Dir: Pablo Berger
Stars: Maribel Verdú, Daniel Giménez Cacho, Macarena García
In the past couple of years, silent cinema has made a comeback, with the academy award winning The Artist setting the trend. Blancanieves, a Snow White inspired story about matadors, dwarves and Louise Brooks haircuts is a cinematic triumph, which easily mops the floor with the other sub-par fairy-tale remakes that seem to be in fashion at the moment. This is due to one reason: every aspect of this film has that something any piece of modern art craves for. It has originality.
Choosing to make a silent film is all fine and dandy, but it’s not exactly the most original idea, is it? Well, on paper, it’s not, but Blancanieves director, Pablo Berger, made sure to create a far superior, engaging and memorable film than the other two Snow White films that were released in 2012. And yes, a main factor of this is because it’s a silent movie, but a lot of credit is due to the composer, Alfonso de Vilallonga. He successfully created a breathtaking score that jumps from classical music, which you’d expect from a silent film, to traditional, Spanish flamenco; the latter being incredibly emotive when our heroine had to overcome her own obstacles. The wish for silence combined with the original score is the reason why this film, literally, has an award winning formula, as it has scooped up multiple awards.
Blancanieves has that Old Hollywood, back to the golden age feel that we get as soon as the opening credits roll on screen, similar to the old Disney films – or any films from that age, for that matter, which I thought was an endearing quality. Yet, Blancanieves is no Disney story. Its gothic nature brings to light the true temperament of the Brother’s Grimm Tales, which is lacking in the other recent remakes.
Now, let’s talk about the heroine. Snow White, known for the majority of the film as Carmen, is hands down one of the best female characters who has been adapted from a fairy tale. Why? Because she’s a female matador and she don’t rely on no man! Plus, she’s played by Macarena García, who doesn’t even have to say anything and she still out-acts Kristen Stewart ten times over. García is also joined by Pan’s Labyrinth‘s Maribel Verdú, who plays Encarna, the ‘Evil Stepmother’, who’s a nurse-turned-socialite through manipulating Carmen’s father into marriage and behind the curtains is a secret dominatrix.
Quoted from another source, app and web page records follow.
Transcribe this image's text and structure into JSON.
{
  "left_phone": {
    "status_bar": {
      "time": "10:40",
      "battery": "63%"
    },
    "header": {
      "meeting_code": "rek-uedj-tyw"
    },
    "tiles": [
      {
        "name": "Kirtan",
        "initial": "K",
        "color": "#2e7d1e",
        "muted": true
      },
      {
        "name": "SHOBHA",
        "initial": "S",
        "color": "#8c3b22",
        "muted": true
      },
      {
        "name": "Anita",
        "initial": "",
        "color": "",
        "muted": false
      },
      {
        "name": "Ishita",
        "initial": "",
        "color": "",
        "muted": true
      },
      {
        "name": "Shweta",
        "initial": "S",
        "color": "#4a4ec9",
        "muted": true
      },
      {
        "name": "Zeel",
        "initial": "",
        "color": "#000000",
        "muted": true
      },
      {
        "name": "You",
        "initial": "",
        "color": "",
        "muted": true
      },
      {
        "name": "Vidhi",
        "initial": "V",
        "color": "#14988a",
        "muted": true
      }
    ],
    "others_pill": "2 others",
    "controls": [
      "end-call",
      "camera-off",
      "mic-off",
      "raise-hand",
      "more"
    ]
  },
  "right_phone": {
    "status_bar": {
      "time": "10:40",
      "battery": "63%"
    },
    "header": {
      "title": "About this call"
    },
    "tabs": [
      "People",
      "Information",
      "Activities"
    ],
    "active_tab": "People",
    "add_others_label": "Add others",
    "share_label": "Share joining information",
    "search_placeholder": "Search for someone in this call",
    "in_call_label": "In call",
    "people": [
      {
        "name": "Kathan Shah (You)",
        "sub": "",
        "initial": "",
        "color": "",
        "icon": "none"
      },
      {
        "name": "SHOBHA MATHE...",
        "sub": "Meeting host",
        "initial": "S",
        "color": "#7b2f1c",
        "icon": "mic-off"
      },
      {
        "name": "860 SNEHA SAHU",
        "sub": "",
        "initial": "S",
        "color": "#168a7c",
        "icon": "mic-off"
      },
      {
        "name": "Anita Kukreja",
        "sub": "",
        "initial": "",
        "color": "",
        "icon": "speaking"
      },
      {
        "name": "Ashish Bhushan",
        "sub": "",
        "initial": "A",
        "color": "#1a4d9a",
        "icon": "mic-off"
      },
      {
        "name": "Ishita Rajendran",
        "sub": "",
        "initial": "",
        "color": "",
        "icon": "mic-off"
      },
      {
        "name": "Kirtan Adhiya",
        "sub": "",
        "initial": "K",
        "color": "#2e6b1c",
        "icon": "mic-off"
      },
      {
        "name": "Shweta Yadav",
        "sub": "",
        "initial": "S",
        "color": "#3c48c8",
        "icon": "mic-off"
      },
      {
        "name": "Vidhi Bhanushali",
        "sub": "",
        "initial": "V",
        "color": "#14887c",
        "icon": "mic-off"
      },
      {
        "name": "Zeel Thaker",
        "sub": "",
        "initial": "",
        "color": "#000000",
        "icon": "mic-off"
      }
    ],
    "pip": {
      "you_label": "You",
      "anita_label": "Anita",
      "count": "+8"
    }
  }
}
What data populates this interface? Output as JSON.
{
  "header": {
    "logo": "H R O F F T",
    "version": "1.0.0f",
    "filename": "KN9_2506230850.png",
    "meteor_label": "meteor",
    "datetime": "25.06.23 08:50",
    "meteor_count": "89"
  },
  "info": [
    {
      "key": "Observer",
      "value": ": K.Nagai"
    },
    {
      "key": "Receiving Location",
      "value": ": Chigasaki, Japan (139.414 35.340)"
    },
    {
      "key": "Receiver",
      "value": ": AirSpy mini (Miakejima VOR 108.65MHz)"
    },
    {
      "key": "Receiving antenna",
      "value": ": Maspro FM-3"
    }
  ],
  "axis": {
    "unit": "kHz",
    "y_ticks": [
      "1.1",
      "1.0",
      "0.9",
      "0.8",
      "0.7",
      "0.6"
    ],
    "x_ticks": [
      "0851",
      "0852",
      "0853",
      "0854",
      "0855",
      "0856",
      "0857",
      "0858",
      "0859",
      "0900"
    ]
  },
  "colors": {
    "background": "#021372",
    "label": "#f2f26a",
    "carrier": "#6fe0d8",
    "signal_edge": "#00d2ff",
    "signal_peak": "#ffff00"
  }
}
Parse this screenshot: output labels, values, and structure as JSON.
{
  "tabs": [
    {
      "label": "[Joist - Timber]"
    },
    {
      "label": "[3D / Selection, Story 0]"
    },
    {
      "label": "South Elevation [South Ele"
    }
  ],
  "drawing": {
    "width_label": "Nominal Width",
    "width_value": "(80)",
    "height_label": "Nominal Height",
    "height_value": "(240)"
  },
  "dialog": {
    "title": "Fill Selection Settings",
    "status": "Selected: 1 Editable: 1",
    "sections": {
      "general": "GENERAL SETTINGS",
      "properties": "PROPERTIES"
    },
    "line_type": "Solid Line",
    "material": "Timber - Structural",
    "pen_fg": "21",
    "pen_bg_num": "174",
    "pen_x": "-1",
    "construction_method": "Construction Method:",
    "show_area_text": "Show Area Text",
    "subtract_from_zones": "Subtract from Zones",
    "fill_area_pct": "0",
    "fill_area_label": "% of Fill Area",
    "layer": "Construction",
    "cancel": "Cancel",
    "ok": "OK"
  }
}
Yes, I’ve not exactly heard that one before, either, but for some reason it doesn’t surprise me. All of Encarna’s evilness aside, the girl knows how to rock an outfit. Seriously, I applaud the film’s stylist, because those costumes were, simply, gorgeous. Why can’t we have twenties revival in fashion and swap the peplum for spangle-y shift dresses?
One thing’s for certain about Blancanieves—the film does not stick to the fairy-tale rule book. You might get the gist where this story will lead, but don’t be so sure. The type of expectations in fairy-tales that Disney instilled into me as a child has surely been smashed and tossed into the gutter by this brave and innovative retelling of a classic. Honestly, the macabre ending is enough to make you want to find your own poisoned apple.
So, to put it in black and white (like the film, ha!): Go and watch Blancanieves. It is a true original of its genre.